“Woke” is so offensive, as if someone was asleep and not paying attention before. As if the people are are “woke” are the only one’s who see the world the right way, and everyone else is just walking with their eyes closed. The same can be said of “lost” and “found,” as if the “lost” are some weird category of people that wander directionless through life.
And yet, “woke” and “found” are terms that describes the feeling someone has when they suddenly see the world a different way. They may be offensive from an outsider point of view, I get that. But they are remarkably accurate descriptions of the sensation that comes from having your perspective do a 180 turn. I might not go around saying people who see the world different from me are “lost” or “asleep,” but I will say that I was lost, and now I’m found. I was asleep, and now I am awake.
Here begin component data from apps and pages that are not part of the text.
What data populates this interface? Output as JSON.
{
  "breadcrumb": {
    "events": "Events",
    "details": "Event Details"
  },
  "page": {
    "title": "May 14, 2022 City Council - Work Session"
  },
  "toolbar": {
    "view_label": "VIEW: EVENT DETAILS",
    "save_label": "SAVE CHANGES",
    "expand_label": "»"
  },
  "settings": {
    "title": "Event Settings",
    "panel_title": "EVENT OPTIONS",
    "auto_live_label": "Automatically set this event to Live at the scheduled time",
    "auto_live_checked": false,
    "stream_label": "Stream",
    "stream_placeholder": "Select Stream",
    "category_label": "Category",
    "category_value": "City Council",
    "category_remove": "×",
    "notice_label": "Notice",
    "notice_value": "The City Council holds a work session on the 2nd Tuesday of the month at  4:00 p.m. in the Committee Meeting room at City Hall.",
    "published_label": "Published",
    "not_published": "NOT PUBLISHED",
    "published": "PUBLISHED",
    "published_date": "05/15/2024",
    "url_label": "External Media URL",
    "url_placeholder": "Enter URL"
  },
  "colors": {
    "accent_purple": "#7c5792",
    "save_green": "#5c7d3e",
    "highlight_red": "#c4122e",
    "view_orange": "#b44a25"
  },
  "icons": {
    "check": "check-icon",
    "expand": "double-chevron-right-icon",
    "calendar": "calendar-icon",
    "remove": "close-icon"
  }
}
I don’t know if I think there’s really one definition for sin that fits all people. As I illustrated verse four of Charles Wesley’s hymn “And Can It Be That I Should Gain?” I thought of sin as seeing the world through infinite mirrors. Call it pride or selfishness if you want, but I think for most of us, it’s way more subtle. Perhaps what comes most natural for me, and it seems to come naturally for all of us, is to assume that others ought to see the world the way I see it. We don’t normally think of that as pride or selfishness, but isn’t it just so frustrating when someone else can’t understand my perspective?
Christianity teaches that all people are equally made good in the image of God, that all people have fallen equally in our sin, and that Christ died for all people. Awakening is a sense of overwhelming gratitude that God would love us so much. It is intensely personal, but it is never private. As Charles concludes this verse, “I rose went forth and followed thee,” he definitely saw faith in Christ as something that must move you outward to genuinely love the other people for whom Christ died. Seeing the face of Christ in every person is a challenge…especially when it comes to people whose perspectives we despise. The Christ in me awakens to meet the Christ in you, recognizing our common humanity, our common goodness, our common finiteness, our common worth, and seeks to make real peace.
I mean, if we all accept that we are limited, finite people, maybe even when we are SO RIGHT about something, we still don’t have the full grasp of truth. You can never be woke enough.